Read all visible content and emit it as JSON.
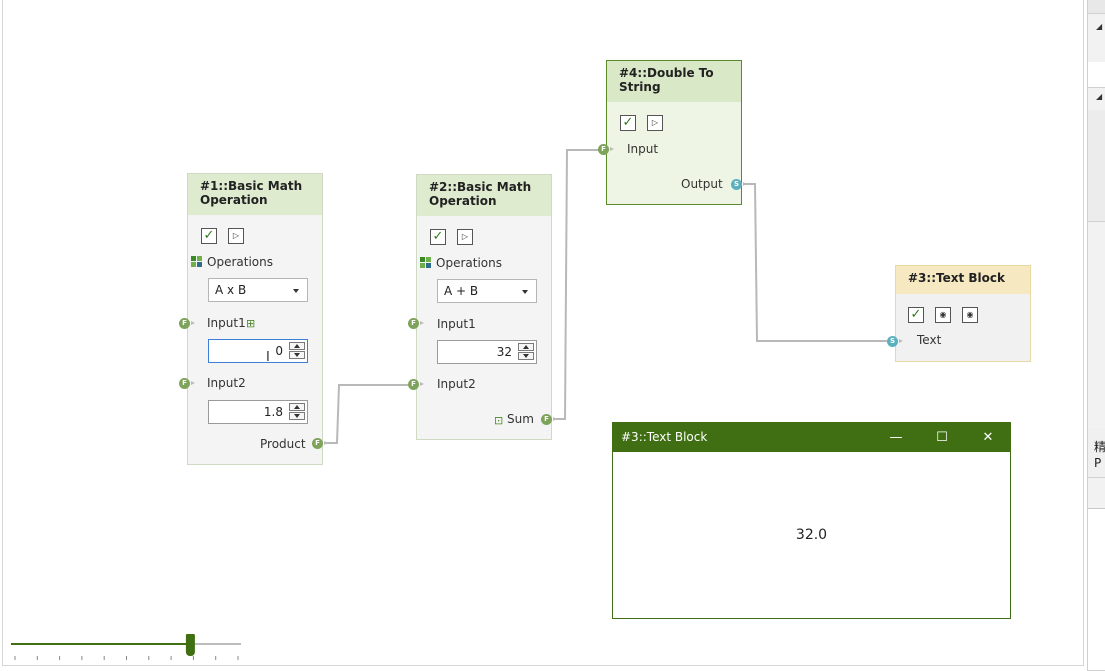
{
  "nodes": {
    "n1": {
      "title": "#1::Basic Math Operation",
      "operations_label": "Operations",
      "operation_value": "A x B",
      "input1_label": "Input1",
      "input1_value": "0",
      "input2_label": "Input2",
      "input2_value": "1.8",
      "output_label": "Product"
    },
    "n2": {
      "title": "#2::Basic Math Operation",
      "operations_label": "Operations",
      "operation_value": "A + B",
      "input1_label": "Input1",
      "input1_value": "32",
      "input2_label": "Input2",
      "output_label": "Sum"
    },
    "n4": {
      "title": "#4::Double To String",
      "input_label": "Input",
      "output_label": "Output"
    },
    "n3": {
      "title": "#3::Text Block",
      "input_label": "Text"
    }
  },
  "text_window": {
    "title": "#3::Text Block",
    "content": "32.0",
    "minimize": "—",
    "maximize": "☐",
    "close": "✕"
  },
  "right_pane": {
    "char1": "精",
    "char2": "P"
  },
  "ports": {
    "float": "F",
    "string": "S"
  },
  "zoom_slider": {
    "value_fraction": 0.78
  },
  "colors": {
    "accent": "#3f6f12",
    "node_header": "#dfebcf",
    "textblock_header": "#f6e8c1",
    "float_port": "#7ea35a",
    "string_port": "#5bb0c0"
  }
}
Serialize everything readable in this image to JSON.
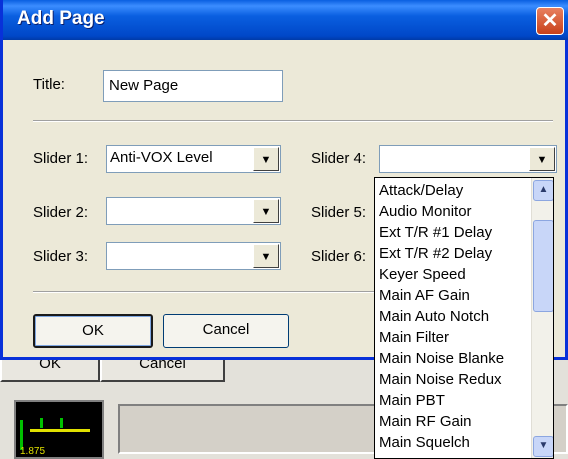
{
  "dialog": {
    "title": "Add Page",
    "close_glyph": "✕",
    "title_label": "Title:",
    "title_value": "New Page",
    "ok_label": "OK",
    "cancel_label": "Cancel"
  },
  "sliders": [
    {
      "label": "Slider 1:",
      "value": "Anti-VOX Level"
    },
    {
      "label": "Slider 2:",
      "value": ""
    },
    {
      "label": "Slider 3:",
      "value": ""
    },
    {
      "label": "Slider 4:",
      "value": ""
    },
    {
      "label": "Slider 5:",
      "value": ""
    },
    {
      "label": "Slider 6:",
      "value": ""
    }
  ],
  "dropdown": {
    "items": [
      "Attack/Delay",
      "Audio Monitor",
      "Ext T/R #1 Delay",
      "Ext T/R #2 Delay",
      "Keyer Speed",
      "Main AF Gain",
      "Main Auto Notch",
      "Main Filter",
      "Main Noise Blanke",
      "Main Noise Redux",
      "Main PBT",
      "Main RF Gain",
      "Main Squelch"
    ]
  },
  "background": {
    "ok_label": "OK",
    "cancel_label": "Cancel",
    "meter_text": "1.875"
  },
  "icons": {
    "dropdown_arrow": "▼",
    "scroll_up": "▲",
    "scroll_down": "▼"
  }
}
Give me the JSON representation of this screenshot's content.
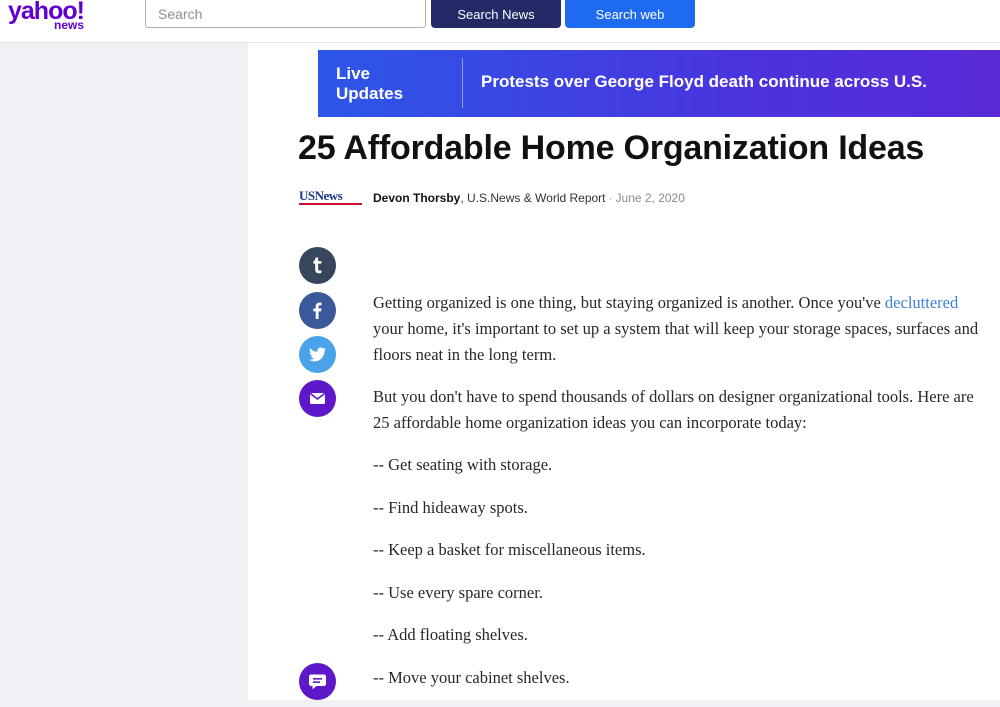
{
  "header": {
    "logo_main": "yahoo!",
    "logo_sub": "news",
    "search_placeholder": "Search",
    "search_news_label": "Search News",
    "search_web_label": "Search web"
  },
  "live_banner": {
    "label": "Live Updates",
    "headline": "Protests over George Floyd death continue across U.S."
  },
  "article": {
    "title": "25 Affordable Home Organization Ideas",
    "source_logo": "USNews",
    "author": "Devon Thorsby",
    "publisher": ", U.S.News & World Report",
    "separator": "·",
    "date": "June 2, 2020",
    "p1_before": "Getting organized is one thing, but staying organized is another. Once you've ",
    "p1_link": "decluttered",
    "p1_after": " your home, it's important to set up a system that will keep your storage spaces, surfaces and floors neat in the long term.",
    "p2": "But you don't have to spend thousands of dollars on designer organizational tools. Here are 25 affordable home organization ideas you can incorporate today:",
    "items": [
      "-- Get seating with storage.",
      "-- Find hideaway spots.",
      "-- Keep a basket for miscellaneous items.",
      "-- Use every spare corner.",
      "-- Add floating shelves.",
      "-- Move your cabinet shelves."
    ]
  },
  "share": {
    "icons": [
      "tumblr-icon",
      "facebook-icon",
      "twitter-icon",
      "mail-icon",
      "comments-icon"
    ]
  },
  "colors": {
    "brand": "#6001d2",
    "search_news_bg": "#232a66",
    "search_web_bg": "#1e6bf0",
    "banner_start": "#2c57e8",
    "banner_end": "#5a2ad6",
    "link": "#3b7fdb"
  }
}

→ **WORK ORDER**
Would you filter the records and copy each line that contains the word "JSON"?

→ **WRITTEN RESPONSE**
Read all visible content and emit it as JSON.
Serialize everything readable in this image to JSON.
Give me the JSON representation of this screenshot's content.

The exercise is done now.